Child holding a trophy.

Three Cheers for Our Storytelling Contest Winners!

Monday, August 14, 2023

The judges have meticulously pored over more than 100 entries for the fifth annual Synapse Storytelling Contest and today we're thrilled to announce the winners.

Winning submissions will be published on this website and in our newsletter this fall. And be sure to come back every week throughout the academic year to enjoy entries from all of our talented contest contributors.

First Place:

Drew Despereaux’s Skincrawl Horror takes first place in the fiction category for its Kafkaesque monologue, which gets under your skin, literally. The narrator’s voice is intimate, and timestamps create a sense of urgency amidst the stream of consciousness. The story is an engaging and biting commentary on identity, appearances and what it means to perceive and be perceived.

Sohini Halder’s Candlemaker takes first place in the poetry category. The poem is a well-written, artful, dramatic monologue from a candle, to its candlemaker. The outpouring of love and gratitude from the candle is a universal feeling to which everyone can relate.

Wynton Sims’ Reflections on the Past — Colorism, Self-Doubt, and Resiliency takes first place in the non-fiction category. Part prose part poetry, the work is a powerfully lyrical portrayal of the way the outer world influences the inner world for traditionally marginalized people, and the strength it takes to fight malevolent forces seeking to define them.

Kamellia Mehershahi’s The Soul of Alcatraz takes first place in the photography category. The image gives new meaning to the expression “sunlight is the best disinfectant.” It’s a beautiful portrait of a haunted site captured in a moment that hints at a universal force trying to bathe away sins of the past.

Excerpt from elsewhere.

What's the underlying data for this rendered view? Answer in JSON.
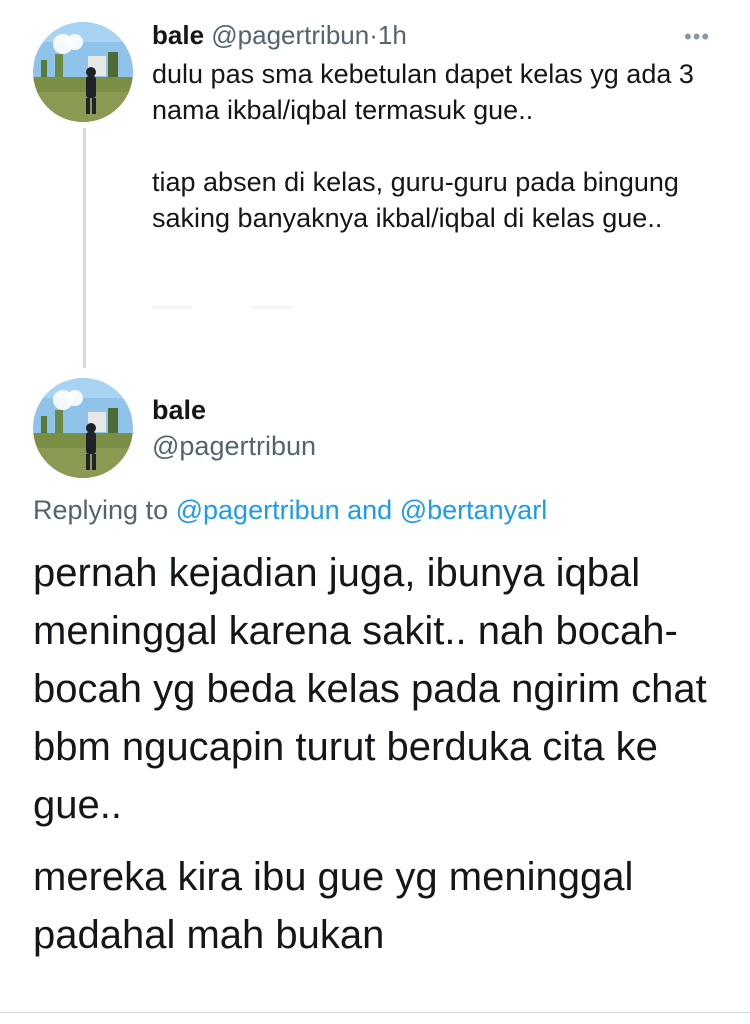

Second Place:

Simone Kurial’s Divisable Cities takes second place in the fiction category. Reading the story feels like being suspended in history. Kurial paints post-apocalyptic and mystical worlds rooted in the elements, each more fantastical as the one preceding it. The nameless narrator evokes a reverence to nature and mortality through its storytelling.

Paul Brandfonbrener’s My First Patient takes second place in the poetry category. The poem is a poignant work about medical practice. As the author recalls working with their first patient, they describe, with sensitivity and empathy, the kind of psychological burden that both patient and doctor experience.

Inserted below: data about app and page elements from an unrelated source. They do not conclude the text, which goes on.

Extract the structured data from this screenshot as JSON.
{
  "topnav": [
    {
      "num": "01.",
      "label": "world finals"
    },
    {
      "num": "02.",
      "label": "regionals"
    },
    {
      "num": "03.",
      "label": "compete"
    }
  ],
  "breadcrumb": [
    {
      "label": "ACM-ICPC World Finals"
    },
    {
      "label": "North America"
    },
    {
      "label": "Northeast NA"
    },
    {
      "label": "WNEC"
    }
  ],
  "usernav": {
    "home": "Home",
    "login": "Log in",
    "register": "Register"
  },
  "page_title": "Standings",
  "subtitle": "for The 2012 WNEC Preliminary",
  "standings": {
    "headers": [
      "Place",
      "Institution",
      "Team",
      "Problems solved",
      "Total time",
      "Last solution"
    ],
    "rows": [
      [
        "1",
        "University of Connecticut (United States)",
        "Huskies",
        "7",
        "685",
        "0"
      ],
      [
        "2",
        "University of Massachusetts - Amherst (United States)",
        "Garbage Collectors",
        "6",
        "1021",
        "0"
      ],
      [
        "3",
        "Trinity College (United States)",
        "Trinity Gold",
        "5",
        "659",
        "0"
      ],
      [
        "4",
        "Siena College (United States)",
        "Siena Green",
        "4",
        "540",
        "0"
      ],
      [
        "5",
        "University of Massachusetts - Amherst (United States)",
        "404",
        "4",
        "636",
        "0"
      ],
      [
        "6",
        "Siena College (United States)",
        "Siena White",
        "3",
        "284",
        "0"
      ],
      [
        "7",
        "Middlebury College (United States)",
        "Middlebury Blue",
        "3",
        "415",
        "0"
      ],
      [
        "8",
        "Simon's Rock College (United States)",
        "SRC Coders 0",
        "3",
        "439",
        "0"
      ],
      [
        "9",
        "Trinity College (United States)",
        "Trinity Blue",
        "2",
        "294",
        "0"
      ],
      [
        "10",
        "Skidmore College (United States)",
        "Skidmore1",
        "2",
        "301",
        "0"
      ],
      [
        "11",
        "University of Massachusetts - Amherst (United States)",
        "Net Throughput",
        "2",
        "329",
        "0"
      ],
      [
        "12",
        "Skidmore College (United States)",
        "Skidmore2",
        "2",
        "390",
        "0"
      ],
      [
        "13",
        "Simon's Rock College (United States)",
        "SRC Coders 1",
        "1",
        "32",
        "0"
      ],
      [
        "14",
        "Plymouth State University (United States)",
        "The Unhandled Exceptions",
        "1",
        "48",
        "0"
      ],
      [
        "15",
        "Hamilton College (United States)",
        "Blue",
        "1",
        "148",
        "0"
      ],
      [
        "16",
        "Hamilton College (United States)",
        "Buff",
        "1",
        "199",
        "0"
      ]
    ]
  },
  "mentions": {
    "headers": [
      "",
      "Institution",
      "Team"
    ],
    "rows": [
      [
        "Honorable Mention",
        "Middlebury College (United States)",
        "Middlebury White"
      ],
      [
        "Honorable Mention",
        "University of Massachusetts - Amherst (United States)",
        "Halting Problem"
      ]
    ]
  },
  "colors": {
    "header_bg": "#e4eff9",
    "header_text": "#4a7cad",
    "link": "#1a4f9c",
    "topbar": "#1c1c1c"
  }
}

Juli Riggs Dear Giardia takes second place in the non-fiction category. Sometimes you just have to laugh – and Riggs certainly delivers with her hilarious account her personal battle against giardiasis that does an excellent job of explaining the science of the infection while anthropomorphizing all the key players within the human body.

Cuyler Luck’s May Lake takes second place in the photography category. The image captures all of the elements of great photography – light and reflection, focal point and detail, composition and subject matter — all interplaying to create a mesmerizing tableau.

Third Place:

Woodger Faugas’ Through the Fog: A Vodou-Inspired Journey of Scientific Innovation takes third place in the fiction category. It is a vibrant and uplifting story of Tanio Guillaume, his struggle, and how his family and culture inspired him and pulled him out of his creative rut.

Nick Fiorentino – Darkness takes third place in the poetry category. The poem offers excellent writing and wonderful use of analogies to describe darkness. The sinister tone felt by the reader is simple and unique.

Giselle Perez-Aguilar’s Healing cycles of institutional harm with Indigenous wisdom takes third place in the non-fiction category. Following Perez-Aguilar’s journey as she works to heal from physical and spiritual injuries creates an empathy in readers that allows them to embrace her message of resistance and self-care.

Woodger Faugas' SF Beach takes third place in the photography category. Through the use of perspective, focus, and angle, a rippling beach is transformed into a sea of waves that viewers feel they can almost float away on.

Honorable mentions:

Apisit Kaewsanit - Loneliness in the Laboratory: A Ph.D. Student's Dilemma

Noah Greco – When I Arrived
Nick Fiorentino – Canada Water
Manami Diaz Tsuzuki – Anatomy Lab

Max Collard – Don’t Walk On Grass
Bri Matusovsky – Nudity and Clothing in Monkeys, Scientists, and Vaccines: What it Reveals, and What it Hides
Woodger Faugas – A Sight to Behold: My Experience as a Black Man and Prospective Juror In San Francisco’s Hallowed Halls of Justice

Thiago Silva – Cosmic Fabric of Time
Raymond Yin – Athabasca Glacier